Source records
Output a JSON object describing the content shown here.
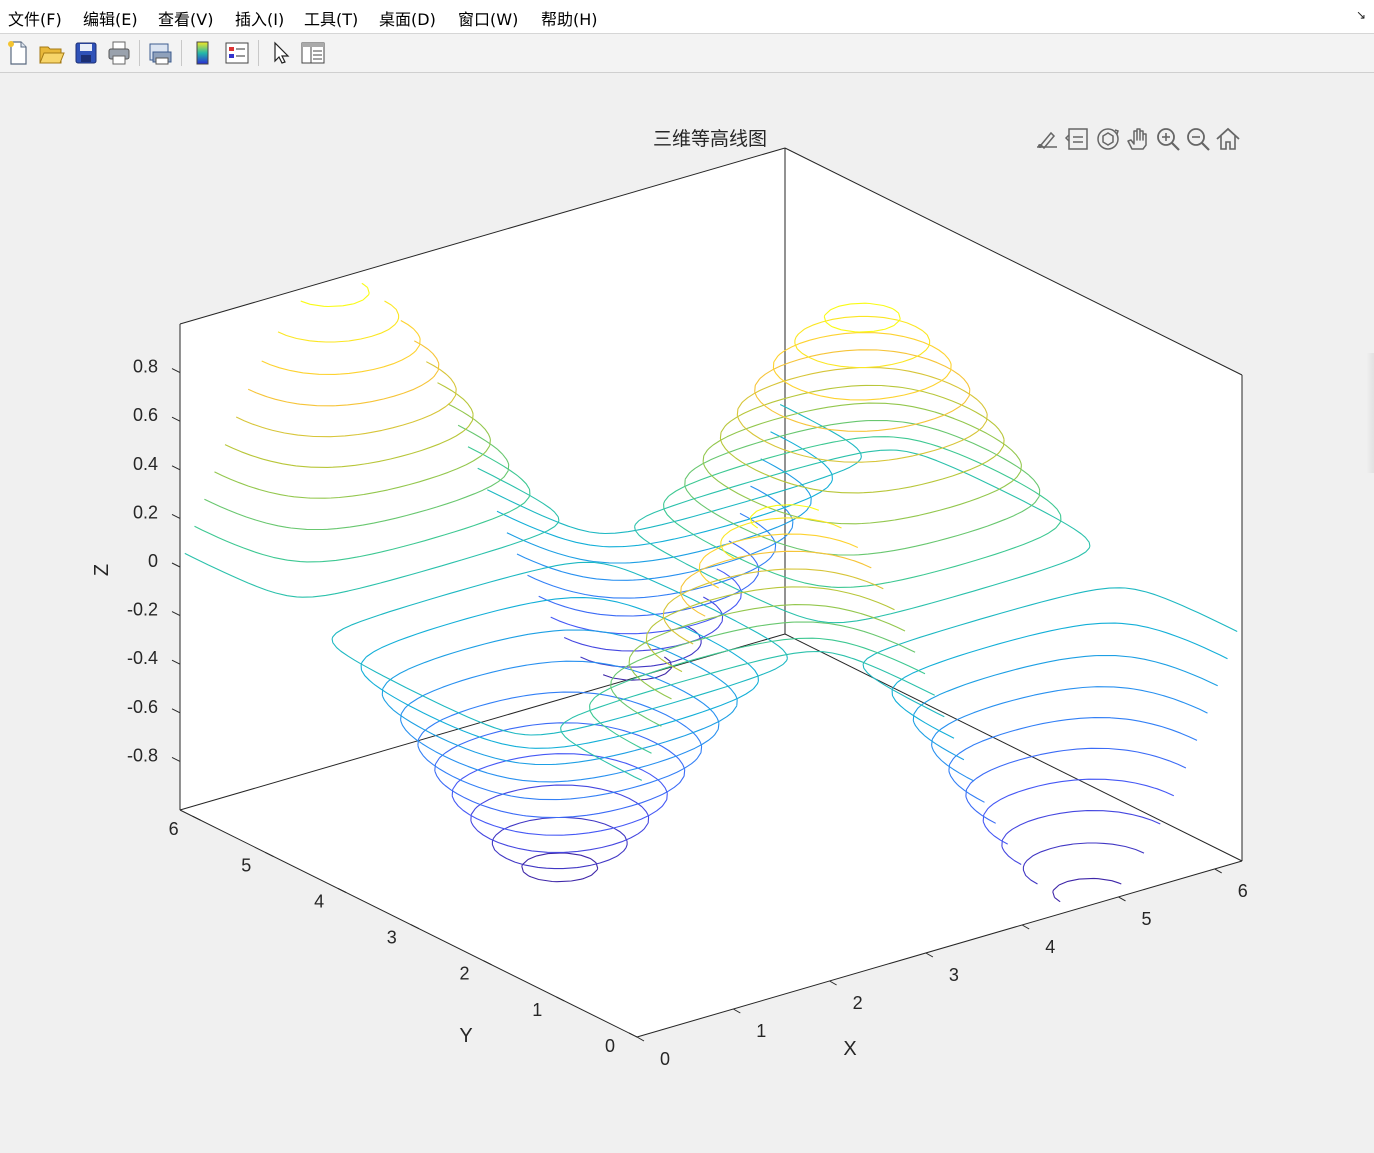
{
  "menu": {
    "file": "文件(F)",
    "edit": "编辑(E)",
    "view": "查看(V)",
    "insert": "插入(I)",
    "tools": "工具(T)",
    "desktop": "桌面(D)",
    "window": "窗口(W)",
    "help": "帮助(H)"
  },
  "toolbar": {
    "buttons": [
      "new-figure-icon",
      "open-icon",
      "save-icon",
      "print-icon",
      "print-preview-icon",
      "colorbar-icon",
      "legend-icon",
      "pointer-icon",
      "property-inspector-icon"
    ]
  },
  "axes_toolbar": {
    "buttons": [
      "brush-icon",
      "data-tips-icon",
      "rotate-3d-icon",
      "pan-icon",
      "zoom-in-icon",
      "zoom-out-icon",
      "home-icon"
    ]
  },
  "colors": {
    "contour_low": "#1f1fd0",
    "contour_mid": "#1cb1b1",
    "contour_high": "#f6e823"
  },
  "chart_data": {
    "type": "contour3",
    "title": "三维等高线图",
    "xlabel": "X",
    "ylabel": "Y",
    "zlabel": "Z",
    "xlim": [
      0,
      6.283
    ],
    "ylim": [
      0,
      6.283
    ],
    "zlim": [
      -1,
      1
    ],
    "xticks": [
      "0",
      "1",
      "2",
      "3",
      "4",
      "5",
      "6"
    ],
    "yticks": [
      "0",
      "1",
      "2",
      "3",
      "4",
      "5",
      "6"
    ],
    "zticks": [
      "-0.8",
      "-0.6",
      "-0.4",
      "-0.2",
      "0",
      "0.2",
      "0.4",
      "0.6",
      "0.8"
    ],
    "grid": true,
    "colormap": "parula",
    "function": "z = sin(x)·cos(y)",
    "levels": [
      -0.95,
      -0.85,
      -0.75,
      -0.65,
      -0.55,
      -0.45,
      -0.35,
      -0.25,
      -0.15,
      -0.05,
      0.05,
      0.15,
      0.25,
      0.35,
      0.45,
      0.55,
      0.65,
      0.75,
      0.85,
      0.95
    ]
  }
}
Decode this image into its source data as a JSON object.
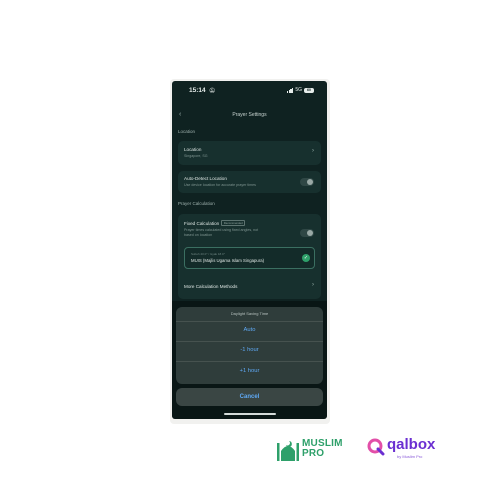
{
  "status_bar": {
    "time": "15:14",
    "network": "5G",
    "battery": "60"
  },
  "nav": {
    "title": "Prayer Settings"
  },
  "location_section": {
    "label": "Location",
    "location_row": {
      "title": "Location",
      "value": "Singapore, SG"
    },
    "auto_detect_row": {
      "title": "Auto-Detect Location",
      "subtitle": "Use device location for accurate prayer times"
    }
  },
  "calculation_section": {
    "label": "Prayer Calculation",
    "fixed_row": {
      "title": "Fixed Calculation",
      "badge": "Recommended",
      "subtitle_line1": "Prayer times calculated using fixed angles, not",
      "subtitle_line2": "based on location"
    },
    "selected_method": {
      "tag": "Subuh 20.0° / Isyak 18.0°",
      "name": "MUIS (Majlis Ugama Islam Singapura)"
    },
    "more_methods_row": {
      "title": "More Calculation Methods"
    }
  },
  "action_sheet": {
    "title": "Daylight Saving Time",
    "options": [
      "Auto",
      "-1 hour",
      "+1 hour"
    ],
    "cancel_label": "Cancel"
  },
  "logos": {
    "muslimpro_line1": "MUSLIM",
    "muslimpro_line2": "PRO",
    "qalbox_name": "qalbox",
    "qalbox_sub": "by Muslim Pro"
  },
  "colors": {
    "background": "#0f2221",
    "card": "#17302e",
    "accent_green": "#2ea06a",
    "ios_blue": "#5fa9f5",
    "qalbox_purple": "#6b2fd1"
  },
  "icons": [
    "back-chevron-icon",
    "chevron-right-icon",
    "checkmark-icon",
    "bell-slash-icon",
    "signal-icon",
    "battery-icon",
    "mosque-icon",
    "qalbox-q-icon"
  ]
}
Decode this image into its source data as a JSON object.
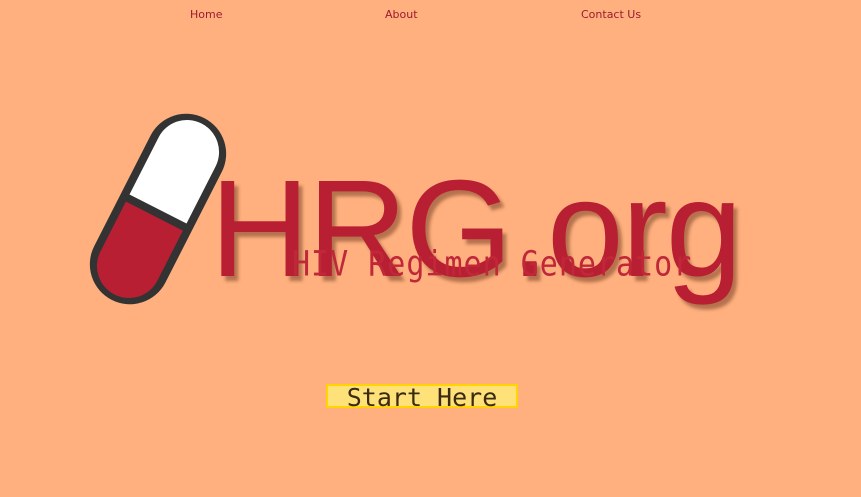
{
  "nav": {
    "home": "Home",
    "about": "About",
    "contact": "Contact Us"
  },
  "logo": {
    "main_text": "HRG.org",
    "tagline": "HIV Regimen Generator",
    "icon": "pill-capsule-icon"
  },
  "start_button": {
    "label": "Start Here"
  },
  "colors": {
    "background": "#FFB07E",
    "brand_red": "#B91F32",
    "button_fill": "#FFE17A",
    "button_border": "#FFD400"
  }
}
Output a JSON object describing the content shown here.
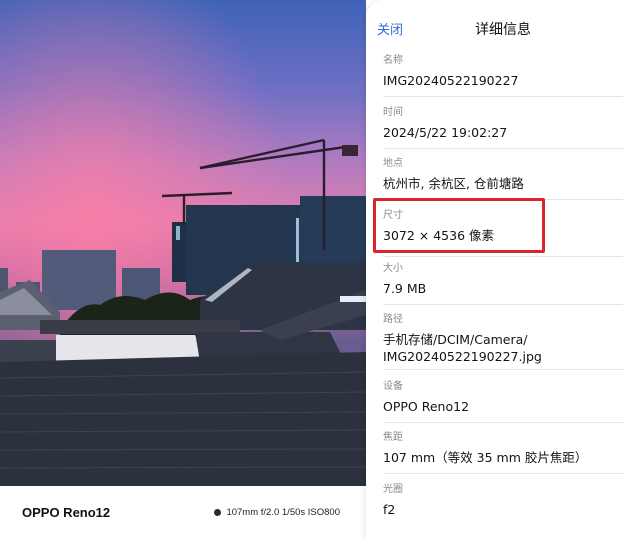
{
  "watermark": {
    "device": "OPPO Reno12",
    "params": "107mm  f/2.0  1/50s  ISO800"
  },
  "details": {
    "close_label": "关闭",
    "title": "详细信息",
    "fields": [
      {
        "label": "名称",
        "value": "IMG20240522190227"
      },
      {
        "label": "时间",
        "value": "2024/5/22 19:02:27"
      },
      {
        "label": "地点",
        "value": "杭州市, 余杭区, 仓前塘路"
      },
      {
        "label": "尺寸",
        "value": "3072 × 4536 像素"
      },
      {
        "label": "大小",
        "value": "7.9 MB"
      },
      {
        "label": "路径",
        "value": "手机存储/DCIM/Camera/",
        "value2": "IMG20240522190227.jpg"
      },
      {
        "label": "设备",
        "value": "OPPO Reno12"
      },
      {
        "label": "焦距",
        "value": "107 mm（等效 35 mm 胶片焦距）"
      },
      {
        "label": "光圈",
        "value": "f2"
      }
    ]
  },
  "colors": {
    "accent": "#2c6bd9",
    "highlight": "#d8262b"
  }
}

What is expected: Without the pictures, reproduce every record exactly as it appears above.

Problem solution:
Output a JSON object describing the content shown here.
{
  "menu": {
    "file": "文件(F)",
    "edit": "编辑(E)",
    "view": "查看(V)",
    "insert": "插入(I)",
    "tools": "工具(T)",
    "desktop": "桌面(D)",
    "window": "窗口(W)",
    "help": "帮助(H)"
  },
  "toolbar": {
    "buttons": [
      "new-figure-icon",
      "open-icon",
      "save-icon",
      "print-icon",
      "print-preview-icon",
      "colorbar-icon",
      "legend-icon",
      "pointer-icon",
      "property-inspector-icon"
    ]
  },
  "axes_toolbar": {
    "buttons": [
      "brush-icon",
      "data-tips-icon",
      "rotate-3d-icon",
      "pan-icon",
      "zoom-in-icon",
      "zoom-out-icon",
      "home-icon"
    ]
  },
  "colors": {
    "contour_low": "#1f1fd0",
    "contour_mid": "#1cb1b1",
    "contour_high": "#f6e823"
  },
  "chart_data": {
    "type": "contour3",
    "title": "三维等高线图",
    "xlabel": "X",
    "ylabel": "Y",
    "zlabel": "Z",
    "xlim": [
      0,
      6.283
    ],
    "ylim": [
      0,
      6.283
    ],
    "zlim": [
      -1,
      1
    ],
    "xticks": [
      "0",
      "1",
      "2",
      "3",
      "4",
      "5",
      "6"
    ],
    "yticks": [
      "0",
      "1",
      "2",
      "3",
      "4",
      "5",
      "6"
    ],
    "zticks": [
      "-0.8",
      "-0.6",
      "-0.4",
      "-0.2",
      "0",
      "0.2",
      "0.4",
      "0.6",
      "0.8"
    ],
    "grid": true,
    "colormap": "parula",
    "function": "z = sin(x)·cos(y)",
    "levels": [
      -0.95,
      -0.85,
      -0.75,
      -0.65,
      -0.55,
      -0.45,
      -0.35,
      -0.25,
      -0.15,
      -0.05,
      0.05,
      0.15,
      0.25,
      0.35,
      0.45,
      0.55,
      0.65,
      0.75,
      0.85,
      0.95
    ]
  }
}
Decode this image into its source data as a JSON object.
{
  "status_bar": {
    "time": "15:14",
    "network": "5G",
    "battery": "60"
  },
  "nav": {
    "title": "Prayer Settings"
  },
  "location_section": {
    "label": "Location",
    "location_row": {
      "title": "Location",
      "value": "Singapore, SG"
    },
    "auto_detect_row": {
      "title": "Auto-Detect Location",
      "subtitle": "Use device location for accurate prayer times"
    }
  },
  "calculation_section": {
    "label": "Prayer Calculation",
    "fixed_row": {
      "title": "Fixed Calculation",
      "badge": "Recommended",
      "subtitle_line1": "Prayer times calculated using fixed angles, not",
      "subtitle_line2": "based on location"
    },
    "selected_method": {
      "tag": "Subuh 20.0° / Isyak 18.0°",
      "name": "MUIS (Majlis Ugama Islam Singapura)"
    },
    "more_methods_row": {
      "title": "More Calculation Methods"
    }
  },
  "action_sheet": {
    "title": "Daylight Saving Time",
    "options": [
      "Auto",
      "-1 hour",
      "+1 hour"
    ],
    "cancel_label": "Cancel"
  },
  "logos": {
    "muslimpro_line1": "MUSLIM",
    "muslimpro_line2": "PRO",
    "qalbox_name": "qalbox",
    "qalbox_sub": "by Muslim Pro"
  },
  "colors": {
    "background": "#0f2221",
    "card": "#17302e",
    "accent_green": "#2ea06a",
    "ios_blue": "#5fa9f5",
    "qalbox_purple": "#6b2fd1"
  },
  "icons": [
    "back-chevron-icon",
    "chevron-right-icon",
    "checkmark-icon",
    "bell-slash-icon",
    "signal-icon",
    "battery-icon",
    "mosque-icon",
    "qalbox-q-icon"
  ]
}
Decode this image into its source data as a JSON object.
{
  "nav": {
    "home": "Home",
    "about": "About",
    "contact": "Contact Us"
  },
  "logo": {
    "main_text": "HRG.org",
    "tagline": "HIV Regimen Generator",
    "icon": "pill-capsule-icon"
  },
  "start_button": {
    "label": "Start Here"
  },
  "colors": {
    "background": "#FFB07E",
    "brand_red": "#B91F32",
    "button_fill": "#FFE17A",
    "button_border": "#FFD400"
  }
}
Output a JSON object describing the content shown here.
{
  "watermark": {
    "device": "OPPO Reno12",
    "params": "107mm  f/2.0  1/50s  ISO800"
  },
  "details": {
    "close_label": "关闭",
    "title": "详细信息",
    "fields": [
      {
        "label": "名称",
        "value": "IMG20240522190227"
      },
      {
        "label": "时间",
        "value": "2024/5/22 19:02:27"
      },
      {
        "label": "地点",
        "value": "杭州市, 余杭区, 仓前塘路"
      },
      {
        "label": "尺寸",
        "value": "3072 × 4536 像素"
      },
      {
        "label": "大小",
        "value": "7.9 MB"
      },
      {
        "label": "路径",
        "value": "手机存储/DCIM/Camera/",
        "value2": "IMG20240522190227.jpg"
      },
      {
        "label": "设备",
        "value": "OPPO Reno12"
      },
      {
        "label": "焦距",
        "value": "107 mm（等效 35 mm 胶片焦距）"
      },
      {
        "label": "光圈",
        "value": "f2"
      }
    ]
  },
  "colors": {
    "accent": "#2c6bd9",
    "highlight": "#d8262b"
  }
}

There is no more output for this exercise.